### Work order
In your copy, include every record exactly and no pictures.

(App and web page records)
* * * * * * *

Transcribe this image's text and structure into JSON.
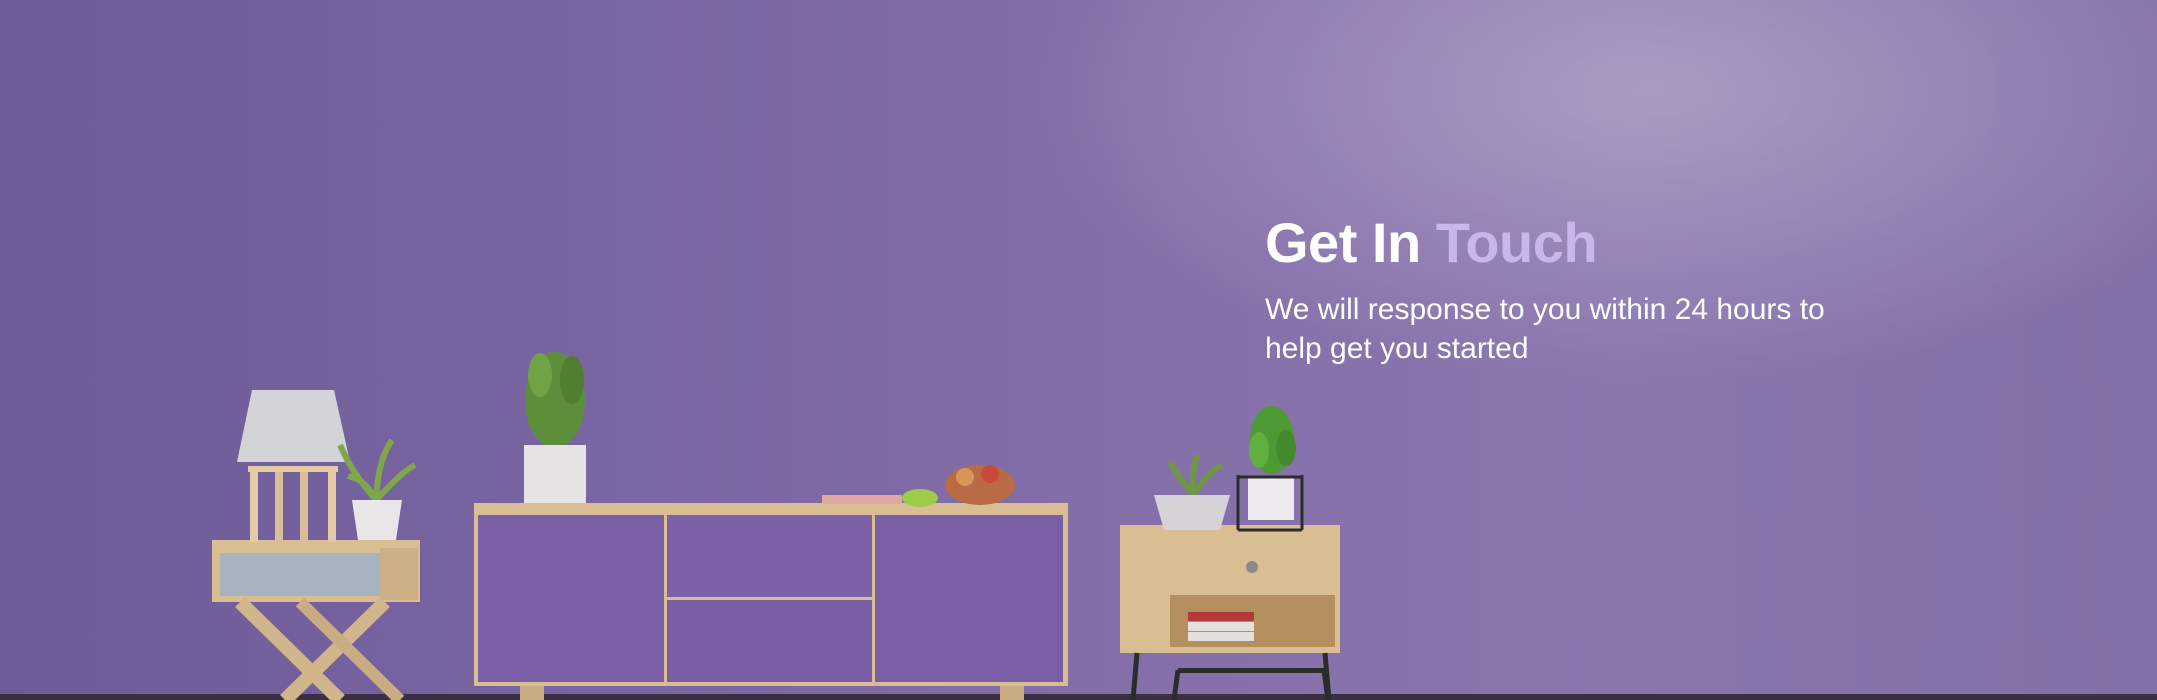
{
  "hero": {
    "title_part1": "Get In",
    "title_part2": "Touch",
    "subtitle": "We will response to you within 24 hours to help get you started"
  },
  "colors": {
    "background": "#7b66a3",
    "title": "#ffffff",
    "accent": "#c9b6ea",
    "cabinet": "#7b5fa6",
    "wood": "#d9bd93"
  },
  "illustration": {
    "items": [
      "table-lamp",
      "potted-plant",
      "side-table",
      "sideboard-cabinet",
      "fruit-bowl",
      "nightstand"
    ]
  }
}
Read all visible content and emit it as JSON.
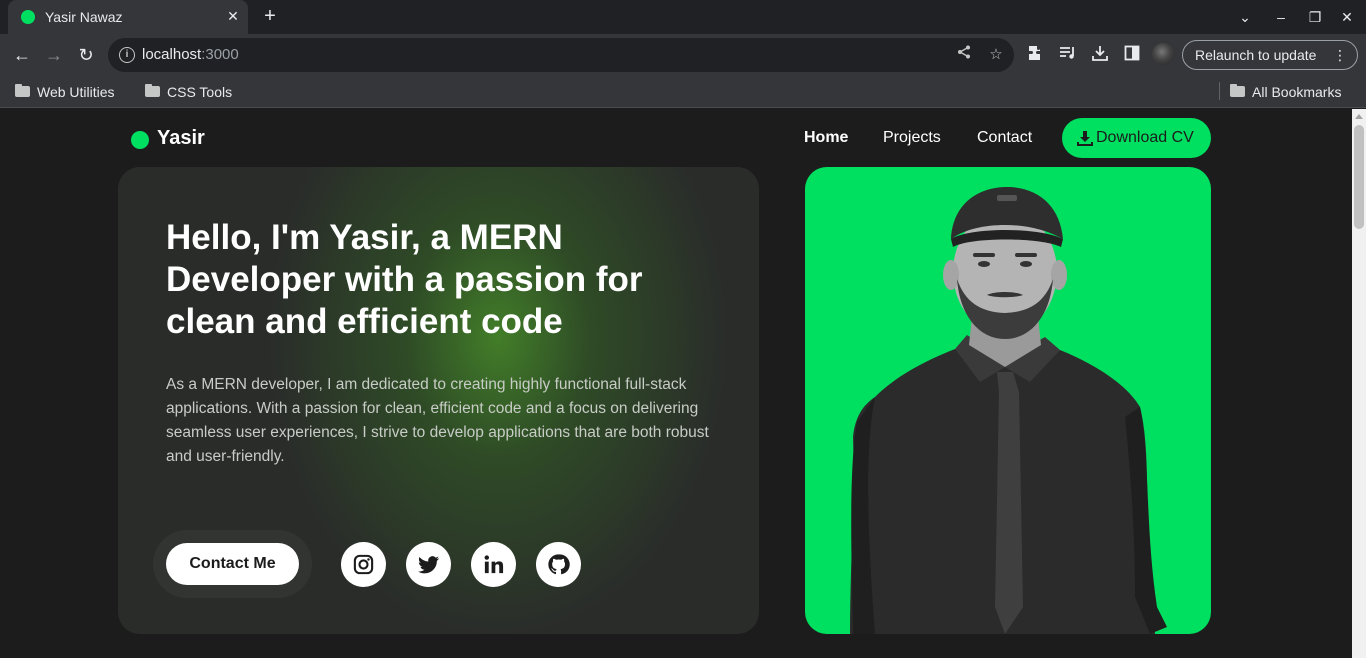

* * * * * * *

### Answer to the problem
Transcribe this image's text and structure into JSON.
{
  "hero": {
    "title_part1": "Get In",
    "title_part2": "Touch",
    "subtitle": "We will response to you within 24 hours to help get you started"
  },
  "colors": {
    "background": "#7b66a3",
    "title": "#ffffff",
    "accent": "#c9b6ea",
    "cabinet": "#7b5fa6",
    "wood": "#d9bd93"
  },
  "illustration": {
    "items": [
      "table-lamp",
      "potted-plant",
      "side-table",
      "sideboard-cabinet",
      "fruit-bowl",
      "nightstand"
    ]
  }
}
Read all visible content and emit it as JSON.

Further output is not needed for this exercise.